### EXERCISE INPUT

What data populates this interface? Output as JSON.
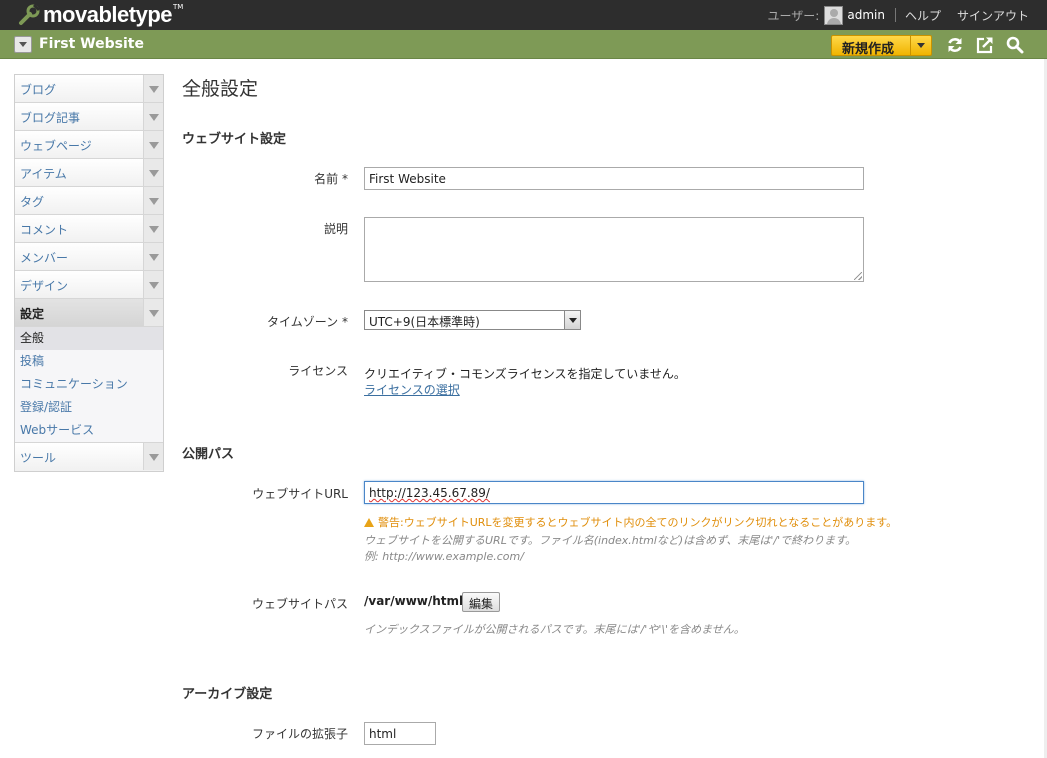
{
  "header": {
    "logo_text": "movabletype",
    "logo_tm": "TM",
    "user_label": "ユーザー:",
    "username": "admin",
    "help": "ヘルプ",
    "signout": "サインアウト"
  },
  "sitebar": {
    "site_name": "First Website",
    "new_button": "新規作成",
    "bg_color": "#7e9a56",
    "accent_color": "#f0b400"
  },
  "sidebar": {
    "items": [
      {
        "label": "ブログ"
      },
      {
        "label": "ブログ記事"
      },
      {
        "label": "ウェブページ"
      },
      {
        "label": "アイテム"
      },
      {
        "label": "タグ"
      },
      {
        "label": "コメント"
      },
      {
        "label": "メンバー"
      },
      {
        "label": "デザイン"
      },
      {
        "label": "設定"
      },
      {
        "label": "ツール"
      }
    ],
    "settings_sub": [
      {
        "label": "全般"
      },
      {
        "label": "投稿"
      },
      {
        "label": "コミュニケーション"
      },
      {
        "label": "登録/認証"
      },
      {
        "label": "Webサービス"
      }
    ]
  },
  "main": {
    "title": "全般設定",
    "website_section": "ウェブサイト設定",
    "name_label": "名前 *",
    "name_value": "First Website",
    "description_label": "説明",
    "description_value": "",
    "timezone_label": "タイムゾーン *",
    "timezone_value": "UTC+9(日本標準時)",
    "license_label": "ライセンス",
    "license_text": "クリエイティブ・コモンズライセンスを指定していません。",
    "license_link": "ライセンスの選択",
    "publish_section": "公開パス",
    "url_label": "ウェブサイトURL",
    "url_value": "http://123.45.67.89/",
    "url_warning": "警告:ウェブサイトURLを変更するとウェブサイト内の全てのリンクがリンク切れとなることがあります。",
    "url_hint_1": "ウェブサイトを公開するURLです。ファイル名(index.htmlなど)は含めず、末尾は'/'で終わります。",
    "url_hint_2": "例: http://www.example.com/",
    "path_label": "ウェブサイトパス",
    "path_value": "/var/www/html",
    "path_edit_button": "編集",
    "path_hint": "インデックスファイルが公開されるパスです。末尾には'/'や'\\'を含めません。",
    "archive_section": "アーカイブ設定",
    "ext_label": "ファイルの拡張子",
    "ext_value": "html"
  }
}
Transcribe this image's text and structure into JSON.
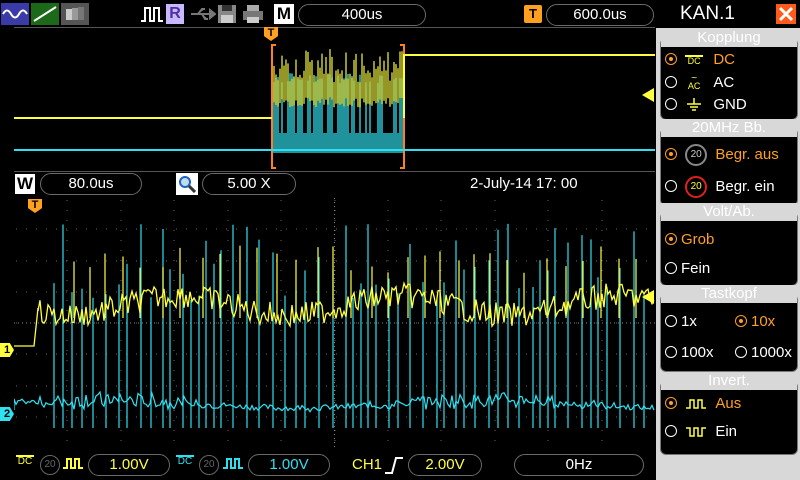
{
  "topbar": {
    "mode_badge": "M",
    "timebase": "400us",
    "trigger_badge": "T",
    "trigger_delay": "600.0us",
    "run_badge": "R"
  },
  "zoombar": {
    "window_badge": "W",
    "window_timebase": "80.0us",
    "zoom_factor": "5.00  X",
    "datetime": "2-July-14   17: 00"
  },
  "markers": {
    "trigger_marker": "T",
    "ch1_marker": "1",
    "ch2_marker": "2"
  },
  "sidepanel": {
    "title": "KAN.1",
    "coupling": {
      "header": "Kopplung",
      "options": [
        {
          "label": "DC",
          "icon_text": "DC",
          "selected": true
        },
        {
          "label": "AC",
          "icon_text": "AC",
          "selected": false
        },
        {
          "label": "GND",
          "selected": false
        }
      ]
    },
    "bandwidth": {
      "header": "20MHz  Bb.",
      "icon_text": "20",
      "options": [
        {
          "label": "Begr.  aus",
          "selected": true
        },
        {
          "label": "Begr.  ein",
          "selected": false
        }
      ]
    },
    "volts": {
      "header": "Volt/Ab.",
      "options": [
        {
          "label": "Grob",
          "selected": true
        },
        {
          "label": "Fein",
          "selected": false
        }
      ]
    },
    "probe": {
      "header": "Tastkopf",
      "options": [
        {
          "label": "1x",
          "selected": false
        },
        {
          "label": "10x",
          "selected": true
        },
        {
          "label": "100x",
          "selected": false
        },
        {
          "label": "1000x",
          "selected": false
        }
      ]
    },
    "invert": {
      "header": "Invert.",
      "options": [
        {
          "label": "Aus",
          "selected": true
        },
        {
          "label": "Ein",
          "selected": false
        }
      ]
    }
  },
  "bottombar": {
    "ch1_coupling": "DC",
    "ch1_bw": "20",
    "ch1_scale": "1.00V",
    "ch2_coupling": "DC",
    "ch2_bw": "20",
    "ch2_scale": "1.00V",
    "trigger_source": "CH1",
    "trigger_level": "2.00V",
    "frequency": "0Hz"
  },
  "colors": {
    "ch1": "#ffff40",
    "ch2": "#30e0f0",
    "accent": "#ffa020",
    "close": "#ff5a1a"
  }
}
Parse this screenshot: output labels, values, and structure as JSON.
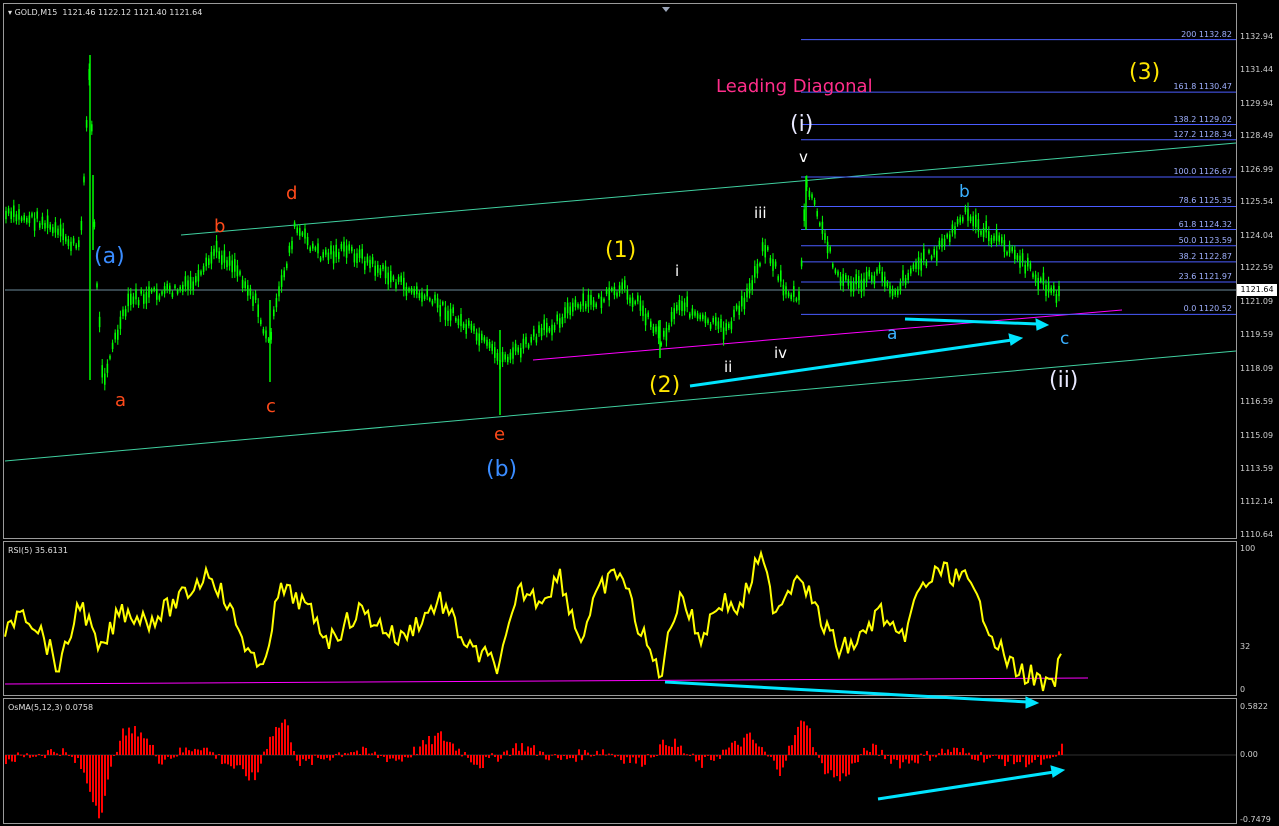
{
  "chart": {
    "symbol_header": "GOLD,M15",
    "ohlc": "1121.46 1122.12 1121.40 1121.64",
    "current_price": "1121.64",
    "price_scale": [
      "1132.94",
      "1131.44",
      "1129.94",
      "1128.49",
      "1126.99",
      "1125.54",
      "1124.04",
      "1122.59",
      "1121.09",
      "1119.59",
      "1118.09",
      "1116.59",
      "1115.09",
      "1113.59",
      "1112.14",
      "1110.64"
    ],
    "title_annotation": "Leading Diagonal",
    "fib_levels": [
      {
        "ratio": "200",
        "price": "1132.82"
      },
      {
        "ratio": "161.8",
        "price": "1130.47"
      },
      {
        "ratio": "138.2",
        "price": "1129.02"
      },
      {
        "ratio": "127.2",
        "price": "1128.34"
      },
      {
        "ratio": "100.0",
        "price": "1126.67"
      },
      {
        "ratio": "78.6",
        "price": "1125.35"
      },
      {
        "ratio": "61.8",
        "price": "1124.32"
      },
      {
        "ratio": "50.0",
        "price": "1123.59"
      },
      {
        "ratio": "38.2",
        "price": "1122.87"
      },
      {
        "ratio": "23.6",
        "price": "1121.97"
      },
      {
        "ratio": "0.0",
        "price": "1120.52"
      }
    ],
    "wave_labels": {
      "a_blue": "(a)",
      "b_blue": "(b)",
      "a_orange": "a",
      "b_orange": "b",
      "c_orange": "c",
      "d_orange": "d",
      "e_orange": "e",
      "w1": "(1)",
      "w2": "(2)",
      "w3": "(3)",
      "i_paren": "(i)",
      "ii_paren": "(ii)",
      "i": "i",
      "ii": "ii",
      "iii": "iii",
      "iv": "iv",
      "v": "v",
      "a_cyan": "a",
      "b_cyan": "b",
      "c_cyan": "c"
    }
  },
  "rsi": {
    "header": "RSI(5) 35.6131",
    "scale": [
      "100",
      "32",
      "0"
    ]
  },
  "osma": {
    "header": "OsMA(5,12,3) 0.0758",
    "scale": [
      "0.5822",
      "0.00",
      "-0.7479"
    ]
  },
  "colors": {
    "candles": "#00ff00",
    "rsi_line": "#ffff00",
    "osma_bars": "#ff0000",
    "channel": "#40d0a0",
    "fib": "#4a5cff",
    "magenta": "#ff00ff",
    "cyan_arrow": "#00e5ff"
  }
}
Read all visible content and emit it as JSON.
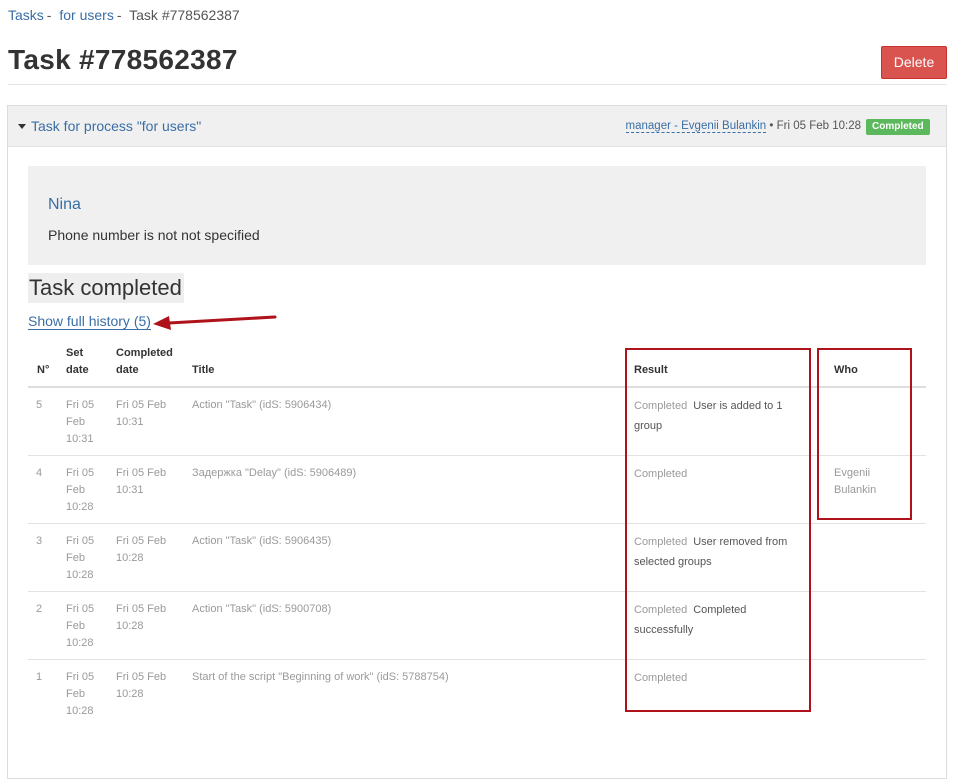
{
  "breadcrumb": {
    "items": [
      "Tasks",
      "for users"
    ],
    "separator": "-",
    "current": "Task #778562387"
  },
  "page": {
    "title": "Task #778562387",
    "delete_label": "Delete"
  },
  "panel": {
    "header_link": "Task for process \"for users\"",
    "manager": "manager - Evgenii Bulankin",
    "meta_sep": "•",
    "date": "Fri 05 Feb 10:28",
    "status_badge": "Completed",
    "status_color": "#5cb85c"
  },
  "contact": {
    "name": "Nina",
    "phone": "Phone number is not not specified"
  },
  "task": {
    "heading": "Task completed",
    "history_link": "Show full history (5)"
  },
  "table": {
    "headers": {
      "num": "N°",
      "set_date": "Set date",
      "completed_date": "Completed date",
      "title": "Title",
      "result": "Result",
      "who": "Who"
    },
    "rows": [
      {
        "num": "5",
        "set_date": "Fri 05 Feb 10:31",
        "completed_date": "Fri 05 Feb 10:31",
        "title": "Action \"Task\" (idS: 5906434)",
        "result_status": "Completed",
        "result_extra": "User is added to 1 group",
        "who": ""
      },
      {
        "num": "4",
        "set_date": "Fri 05 Feb 10:28",
        "completed_date": "Fri 05 Feb 10:31",
        "title": "Задержка \"Delay\" (idS: 5906489)",
        "result_status": "Completed",
        "result_extra": "",
        "who": "Evgenii Bulankin"
      },
      {
        "num": "3",
        "set_date": "Fri 05 Feb 10:28",
        "completed_date": "Fri 05 Feb 10:28",
        "title": "Action \"Task\" (idS: 5906435)",
        "result_status": "Completed",
        "result_extra": "User removed from selected groups",
        "who": ""
      },
      {
        "num": "2",
        "set_date": "Fri 05 Feb 10:28",
        "completed_date": "Fri 05 Feb 10:28",
        "title": "Action \"Task\" (idS: 5900708)",
        "result_status": "Completed",
        "result_extra": "Completed successfully",
        "who": ""
      },
      {
        "num": "1",
        "set_date": "Fri 05 Feb 10:28",
        "completed_date": "Fri 05 Feb 10:28",
        "title": "Start of the script \"Beginning of work\" (idS: 5788754)",
        "result_status": "Completed",
        "result_extra": "",
        "who": ""
      }
    ]
  },
  "annotations": {
    "highlight_color": "#b0121b",
    "arrow_icon": "arrow-left-icon"
  }
}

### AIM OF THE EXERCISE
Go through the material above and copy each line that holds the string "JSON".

### TASK RESPONSE
What data populates this interface? Output as JSON.
Transcribe this image's text and structure into JSON.
Parse this screenshot: output labels, values, and structure as JSON.
Read all visible content and emit it as JSON.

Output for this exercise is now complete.